Copy out each record below, exactly as given.

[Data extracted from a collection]
[Start of Attachment]
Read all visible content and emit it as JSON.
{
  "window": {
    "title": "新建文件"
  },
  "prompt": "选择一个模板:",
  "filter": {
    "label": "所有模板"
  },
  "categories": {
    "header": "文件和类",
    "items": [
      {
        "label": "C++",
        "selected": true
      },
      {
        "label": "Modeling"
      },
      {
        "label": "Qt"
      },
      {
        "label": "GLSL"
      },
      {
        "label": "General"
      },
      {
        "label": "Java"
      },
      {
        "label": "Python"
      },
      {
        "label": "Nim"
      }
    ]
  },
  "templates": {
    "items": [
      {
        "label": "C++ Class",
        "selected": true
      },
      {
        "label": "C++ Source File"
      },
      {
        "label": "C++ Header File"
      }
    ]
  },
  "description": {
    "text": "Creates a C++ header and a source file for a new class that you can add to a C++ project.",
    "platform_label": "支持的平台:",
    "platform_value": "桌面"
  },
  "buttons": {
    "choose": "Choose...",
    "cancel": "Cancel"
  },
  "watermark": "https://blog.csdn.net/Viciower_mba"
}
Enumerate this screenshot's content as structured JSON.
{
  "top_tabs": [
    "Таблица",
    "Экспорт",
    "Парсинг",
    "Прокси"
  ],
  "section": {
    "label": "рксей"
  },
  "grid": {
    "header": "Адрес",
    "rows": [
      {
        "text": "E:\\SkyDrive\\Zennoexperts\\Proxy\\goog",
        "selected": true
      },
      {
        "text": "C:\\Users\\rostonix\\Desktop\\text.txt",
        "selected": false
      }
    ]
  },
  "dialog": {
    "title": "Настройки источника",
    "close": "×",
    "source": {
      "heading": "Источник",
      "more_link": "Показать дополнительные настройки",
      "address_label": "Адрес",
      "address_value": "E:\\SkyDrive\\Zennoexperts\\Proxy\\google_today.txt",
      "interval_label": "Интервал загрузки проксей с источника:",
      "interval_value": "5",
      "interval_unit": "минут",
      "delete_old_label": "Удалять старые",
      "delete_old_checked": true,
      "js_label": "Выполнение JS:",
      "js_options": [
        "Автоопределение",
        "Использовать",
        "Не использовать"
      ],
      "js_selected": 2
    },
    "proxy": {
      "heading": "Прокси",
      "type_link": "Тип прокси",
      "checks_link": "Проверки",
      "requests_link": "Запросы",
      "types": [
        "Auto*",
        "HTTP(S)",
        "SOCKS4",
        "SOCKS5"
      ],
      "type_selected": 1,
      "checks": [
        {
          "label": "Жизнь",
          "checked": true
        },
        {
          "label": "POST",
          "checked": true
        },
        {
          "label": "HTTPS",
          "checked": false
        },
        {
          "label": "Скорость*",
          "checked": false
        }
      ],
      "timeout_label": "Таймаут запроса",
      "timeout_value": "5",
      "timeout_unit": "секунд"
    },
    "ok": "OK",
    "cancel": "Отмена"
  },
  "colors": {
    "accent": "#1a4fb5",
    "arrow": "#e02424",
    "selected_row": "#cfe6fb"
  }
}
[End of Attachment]
Solved exercise:
Read all visible content and emit it as JSON.
{
  "window": {
    "title": "新建文件"
  },
  "prompt": "选择一个模板:",
  "filter": {
    "label": "所有模板"
  },
  "categories": {
    "header": "文件和类",
    "items": [
      {
        "label": "C++",
        "selected": true
      },
      {
        "label": "Modeling"
      },
      {
        "label": "Qt"
      },
      {
        "label": "GLSL"
      },
      {
        "label": "General"
      },
      {
        "label": "Java"
      },
      {
        "label": "Python"
      },
      {
        "label": "Nim"
      }
    ]
  },
  "templates": {
    "items": [
      {
        "label": "C++ Class",
        "selected": true
      },
      {
        "label": "C++ Source File"
      },
      {
        "label": "C++ Header File"
      }
    ]
  },
  "description": {
    "text": "Creates a C++ header and a source file for a new class that you can add to a C++ project.",
    "platform_label": "支持的平台:",
    "platform_value": "桌面"
  },
  "buttons": {
    "choose": "Choose...",
    "cancel": "Cancel"
  },
  "watermark": "https://blog.csdn.net/Viciower_mba"
}
Enumerate this screenshot's content as structured JSON.
{
  "top_tabs": [
    "Таблица",
    "Экспорт",
    "Парсинг",
    "Прокси"
  ],
  "section": {
    "label": "рксей"
  },
  "grid": {
    "header": "Адрес",
    "rows": [
      {
        "text": "E:\\SkyDrive\\Zennoexperts\\Proxy\\goog",
        "selected": true
      },
      {
        "text": "C:\\Users\\rostonix\\Desktop\\text.txt",
        "selected": false
      }
    ]
  },
  "dialog": {
    "title": "Настройки источника",
    "close": "×",
    "source": {
      "heading": "Источник",
      "more_link": "Показать дополнительные настройки",
      "address_label": "Адрес",
      "address_value": "E:\\SkyDrive\\Zennoexperts\\Proxy\\google_today.txt",
      "interval_label": "Интервал загрузки проксей с источника:",
      "interval_value": "5",
      "interval_unit": "минут",
      "delete_old_label": "Удалять старые",
      "delete_old_checked": true,
      "js_label": "Выполнение JS:",
      "js_options": [
        "Автоопределение",
        "Использовать",
        "Не использовать"
      ],
      "js_selected": 2
    },
    "proxy": {
      "heading": "Прокси",
      "type_link": "Тип прокси",
      "checks_link": "Проверки",
      "requests_link": "Запросы",
      "types": [
        "Auto*",
        "HTTP(S)",
        "SOCKS4",
        "SOCKS5"
      ],
      "type_selected": 1,
      "checks": [
        {
          "label": "Жизнь",
          "checked": true
        },
        {
          "label": "POST",
          "checked": true
        },
        {
          "label": "HTTPS",
          "checked": false
        },
        {
          "label": "Скорость*",
          "checked": false
        }
      ],
      "timeout_label": "Таймаут запроса",
      "timeout_value": "5",
      "timeout_unit": "секунд"
    },
    "ok": "OK",
    "cancel": "Отмена"
  },
  "colors": {
    "accent": "#1a4fb5",
    "arrow": "#e02424",
    "selected_row": "#cfe6fb"
  }
}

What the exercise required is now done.